AIM OF THE EXERCISE: With the pictures left out, write every entry down exactly.

═══ RECORDS TO USE

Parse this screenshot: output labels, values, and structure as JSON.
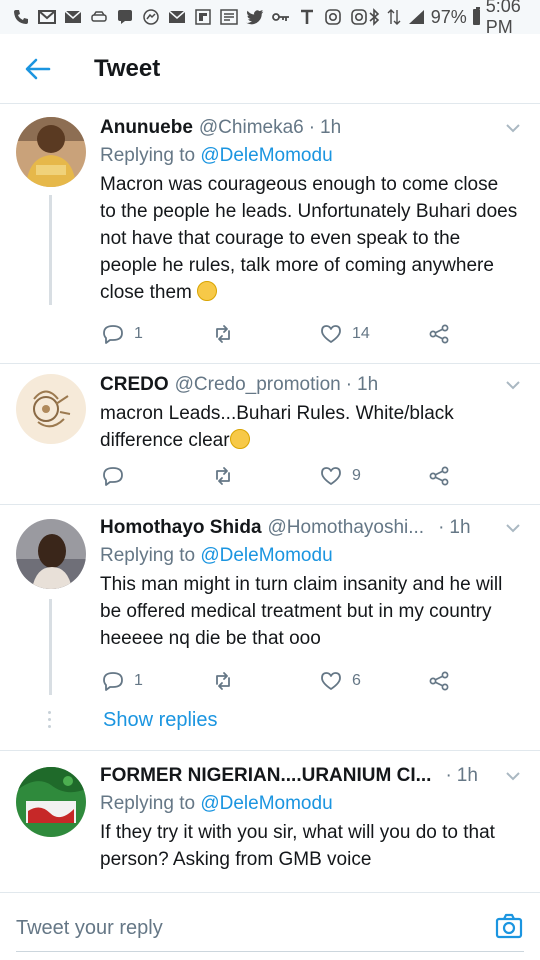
{
  "status_bar": {
    "battery": "97%",
    "time": "5:06 PM",
    "icons": [
      "phone-icon",
      "mail-icon",
      "mail-icon",
      "car-icon",
      "chat-icon",
      "messenger-icon",
      "mail-icon",
      "flipboard-icon",
      "news-icon",
      "twitter-icon",
      "key-icon",
      "t-icon",
      "instagram-icon",
      "instagram-icon",
      "bluetooth-icon",
      "signal-icon",
      "battery-icon"
    ]
  },
  "header": {
    "title": "Tweet"
  },
  "replies": [
    {
      "name": "Anunuebe",
      "handle": "@Chimeka6",
      "dot": "·",
      "time": "1h",
      "replying_prefix": "Replying to",
      "replying_to": "@DeleMomodu",
      "text": "Macron was courageous enough to come close to the people he leads. Unfortunately Buhari does not have that courage to even speak to the people he rules, talk more of coming anywhere close them",
      "reply_count": "1",
      "retweet_count": "",
      "like_count": "14"
    },
    {
      "name": "CREDO",
      "handle": "@Credo_promotion",
      "dot": "·",
      "time": "1h",
      "text": "macron Leads...Buhari Rules. White/black difference clear",
      "reply_count": "",
      "retweet_count": "",
      "like_count": "9"
    },
    {
      "name": "Homothayo Shida",
      "handle": "@Homothayoshi...",
      "dot": "·",
      "time": "1h",
      "replying_prefix": "Replying to",
      "replying_to": "@DeleMomodu",
      "text": "This man might in turn claim insanity and he will be offered medical treatment but in my country heeeee nq die be that ooo",
      "reply_count": "1",
      "retweet_count": "",
      "like_count": "6"
    },
    {
      "name": "FORMER NIGERIAN....URANIUM CI...",
      "handle": "",
      "dot": "·",
      "time": "1h",
      "replying_prefix": "Replying to",
      "replying_to": "@DeleMomodu",
      "text": "If they try it with you sir, what will you do to that person? Asking from GMB voice"
    }
  ],
  "show_replies": "Show replies",
  "compose": {
    "placeholder": "Tweet your reply"
  },
  "colors": {
    "accent": "#1b95e0",
    "muted": "#657786",
    "text": "#14171a",
    "divider": "#e1e8ed"
  }
}
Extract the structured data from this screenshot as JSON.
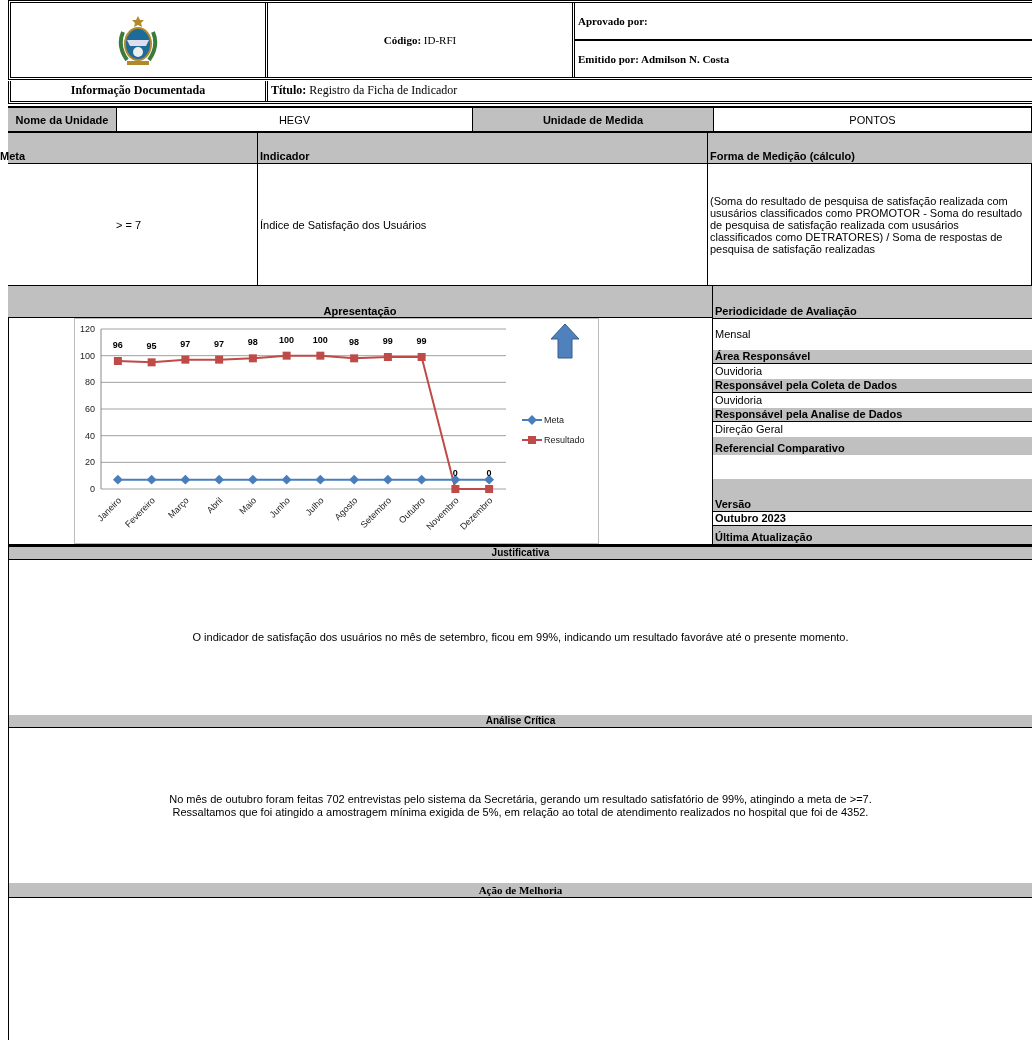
{
  "header": {
    "code_label": "Código:",
    "code": "ID-RFI",
    "approved_label": "Aprovado por:",
    "issued_label": "Emitido por: Admilson N. Costa",
    "doc_info": "Informação Documentada",
    "title_label": "Título:",
    "title": "Registro da Ficha de Indicador"
  },
  "unit": {
    "name_label": "Nome da Unidade",
    "name": "HEGV",
    "measure_label": "Unidade de Medida",
    "measure": "PONTOS"
  },
  "columns": [
    "Meta",
    "Indicador",
    "Forma de Medição (cálculo)"
  ],
  "values": [
    "> = 7",
    "Índice de Satisfação dos Usuários",
    "(Soma do resultado de pesquisa de satisfação realizada com ususários classificados como PROMOTOR - Soma do resultado de pesquisa de satisfação realizada com ususários classificados como DETRATORES) / Soma de respostas de pesquisa de satisfação realizadas"
  ],
  "presentation": {
    "title": "Apresentação",
    "chart_data": {
      "type": "line",
      "categories": [
        "Janeiro",
        "Fevereiro",
        "Março",
        "Abril",
        "Maio",
        "Junho",
        "Julho",
        "Agosto",
        "Setembro",
        "Outubro",
        "Novembro",
        "Dezembro"
      ],
      "series": [
        {
          "name": "Meta",
          "color": "#4a7ebb",
          "marker": "diamond",
          "values": [
            7,
            7,
            7,
            7,
            7,
            7,
            7,
            7,
            7,
            7,
            7,
            7
          ]
        },
        {
          "name": "Resultado",
          "color": "#be4b48",
          "marker": "square",
          "values": [
            96,
            95,
            97,
            97,
            98,
            100,
            100,
            98,
            99,
            99,
            0,
            0
          ]
        }
      ],
      "grid": true,
      "legend": true,
      "ylim": [
        0,
        120
      ],
      "yticks": [
        0,
        20,
        40,
        60,
        80,
        100,
        120
      ],
      "value_labels": [
        "96",
        "95",
        "97",
        "97",
        "98",
        "100",
        "100",
        "98",
        "99",
        "99",
        "0",
        "0"
      ]
    }
  },
  "evaluation": [
    {
      "kind": "label",
      "text": "Periodicidade de Avaliação"
    },
    {
      "kind": "value",
      "text": "Mensal"
    },
    {
      "kind": "label",
      "text": "Área Responsável"
    },
    {
      "kind": "value",
      "text": "Ouvidoria"
    },
    {
      "kind": "label",
      "text": "Responsável pela Coleta de Dados"
    },
    {
      "kind": "value",
      "text": "Ouvidoria"
    },
    {
      "kind": "label",
      "text": "Responsável pela Analise de Dados"
    },
    {
      "kind": "value",
      "text": "Direção Geral"
    },
    {
      "kind": "label",
      "text": "Referencial Comparativo"
    }
  ],
  "version": [
    {
      "kind": "label",
      "text": "Versão"
    },
    {
      "kind": "strong",
      "text": "Outubro 2023"
    },
    {
      "kind": "label",
      "text": "Última Atualização"
    }
  ],
  "sections": [
    {
      "kind": "sans",
      "title": "Justificativa",
      "lines": [
        "O indicador de satisfação dos usuários no mês de setembro, ficou em 99%, indicando um resultado favoráve até o presente momento."
      ]
    },
    {
      "kind": "sans",
      "title": "Análise Crítica",
      "lines": [
        "No mês de outubro foram feitas 702 entrevistas pelo sistema da Secretária, gerando um resultado satisfatório de 99%, atingindo a meta de >=7.",
        "Ressaltamos que foi atingido a amostragem mínima exigida de 5%, em relação ao total de atendimento realizados no hospital que foi de 4352."
      ]
    },
    {
      "kind": "serif",
      "title": "Ação de Melhoria"
    }
  ]
}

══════

REPLY:
Parse this screenshot: output labels, values, and structure as JSON.
{
  "status_bar": {
    "battery": "97%",
    "time": "5:06 PM",
    "icons": [
      "phone-icon",
      "mail-icon",
      "mail-icon",
      "car-icon",
      "chat-icon",
      "messenger-icon",
      "mail-icon",
      "flipboard-icon",
      "news-icon",
      "twitter-icon",
      "key-icon",
      "t-icon",
      "instagram-icon",
      "instagram-icon",
      "bluetooth-icon",
      "signal-icon",
      "battery-icon"
    ]
  },
  "header": {
    "title": "Tweet"
  },
  "replies": [
    {
      "name": "Anunuebe",
      "handle": "@Chimeka6",
      "dot": "·",
      "time": "1h",
      "replying_prefix": "Replying to",
      "replying_to": "@DeleMomodu",
      "text": "Macron was courageous enough to come close to the people he leads. Unfortunately Buhari does not have that courage to even speak to the people he rules, talk more of coming anywhere close them",
      "reply_count": "1",
      "retweet_count": "",
      "like_count": "14"
    },
    {
      "name": "CREDO",
      "handle": "@Credo_promotion",
      "dot": "·",
      "time": "1h",
      "text": "macron Leads...Buhari Rules. White/black difference clear",
      "reply_count": "",
      "retweet_count": "",
      "like_count": "9"
    },
    {
      "name": "Homothayo Shida",
      "handle": "@Homothayoshi...",
      "dot": "·",
      "time": "1h",
      "replying_prefix": "Replying to",
      "replying_to": "@DeleMomodu",
      "text": "This man might in turn claim insanity and he will be offered medical treatment but in my country heeeee nq die be that ooo",
      "reply_count": "1",
      "retweet_count": "",
      "like_count": "6"
    },
    {
      "name": "FORMER NIGERIAN....URANIUM CI...",
      "handle": "",
      "dot": "·",
      "time": "1h",
      "replying_prefix": "Replying to",
      "replying_to": "@DeleMomodu",
      "text": "If they try it with you sir, what will you do to that person? Asking from GMB voice"
    }
  ],
  "show_replies": "Show replies",
  "compose": {
    "placeholder": "Tweet your reply"
  },
  "colors": {
    "accent": "#1b95e0",
    "muted": "#657786",
    "text": "#14171a",
    "divider": "#e1e8ed"
  }
}
Extract the structured data from this screenshot as JSON.
{
  "header": {
    "code_label": "Código:",
    "code": "ID-RFI",
    "approved_label": "Aprovado por:",
    "issued_label": "Emitido por: Admilson N. Costa",
    "doc_info": "Informação Documentada",
    "title_label": "Título:",
    "title": "Registro da Ficha de Indicador"
  },
  "unit": {
    "name_label": "Nome da Unidade",
    "name": "HEGV",
    "measure_label": "Unidade de Medida",
    "measure": "PONTOS"
  },
  "columns": [
    "Meta",
    "Indicador",
    "Forma de Medição (cálculo)"
  ],
  "values": [
    "> = 7",
    "Índice de Satisfação dos Usuários",
    "(Soma do resultado de pesquisa de satisfação realizada com ususários classificados como PROMOTOR - Soma do resultado de pesquisa de satisfação realizada com ususários classificados como DETRATORES) / Soma de respostas de pesquisa de satisfação realizadas"
  ],
  "presentation": {
    "title": "Apresentação",
    "chart_data": {
      "type": "line",
      "categories": [
        "Janeiro",
        "Fevereiro",
        "Março",
        "Abril",
        "Maio",
        "Junho",
        "Julho",
        "Agosto",
        "Setembro",
        "Outubro",
        "Novembro",
        "Dezembro"
      ],
      "series": [
        {
          "name": "Meta",
          "color": "#4a7ebb",
          "marker": "diamond",
          "values": [
            7,
            7,
            7,
            7,
            7,
            7,
            7,
            7,
            7,
            7,
            7,
            7
          ]
        },
        {
          "name": "Resultado",
          "color": "#be4b48",
          "marker": "square",
          "values": [
            96,
            95,
            97,
            97,
            98,
            100,
            100,
            98,
            99,
            99,
            0,
            0
          ]
        }
      ],
      "grid": true,
      "legend": true,
      "ylim": [
        0,
        120
      ],
      "yticks": [
        0,
        20,
        40,
        60,
        80,
        100,
        120
      ],
      "value_labels": [
        "96",
        "95",
        "97",
        "97",
        "98",
        "100",
        "100",
        "98",
        "99",
        "99",
        "0",
        "0"
      ]
    }
  },
  "evaluation": [
    {
      "kind": "label",
      "text": "Periodicidade de Avaliação"
    },
    {
      "kind": "value",
      "text": "Mensal"
    },
    {
      "kind": "label",
      "text": "Área Responsável"
    },
    {
      "kind": "value",
      "text": "Ouvidoria"
    },
    {
      "kind": "label",
      "text": "Responsável pela Coleta de Dados"
    },
    {
      "kind": "value",
      "text": "Ouvidoria"
    },
    {
      "kind": "label",
      "text": "Responsável pela Analise de Dados"
    },
    {
      "kind": "value",
      "text": "Direção Geral"
    },
    {
      "kind": "label",
      "text": "Referencial Comparativo"
    }
  ],
  "version": [
    {
      "kind": "label",
      "text": "Versão"
    },
    {
      "kind": "strong",
      "text": "Outubro 2023"
    },
    {
      "kind": "label",
      "text": "Última Atualização"
    }
  ],
  "sections": [
    {
      "kind": "sans",
      "title": "Justificativa",
      "lines": [
        "O indicador de satisfação dos usuários no mês de setembro, ficou em 99%, indicando um resultado favoráve até o presente momento."
      ]
    },
    {
      "kind": "sans",
      "title": "Análise Crítica",
      "lines": [
        "No mês de outubro foram feitas 702 entrevistas pelo sistema da Secretária, gerando um resultado satisfatório de 99%, atingindo a meta de >=7.",
        "Ressaltamos que foi atingido a amostragem mínima exigida de 5%, em relação ao total de atendimento realizados no hospital que foi de 4352."
      ]
    },
    {
      "kind": "serif",
      "title": "Ação de Melhoria"
    }
  ]
}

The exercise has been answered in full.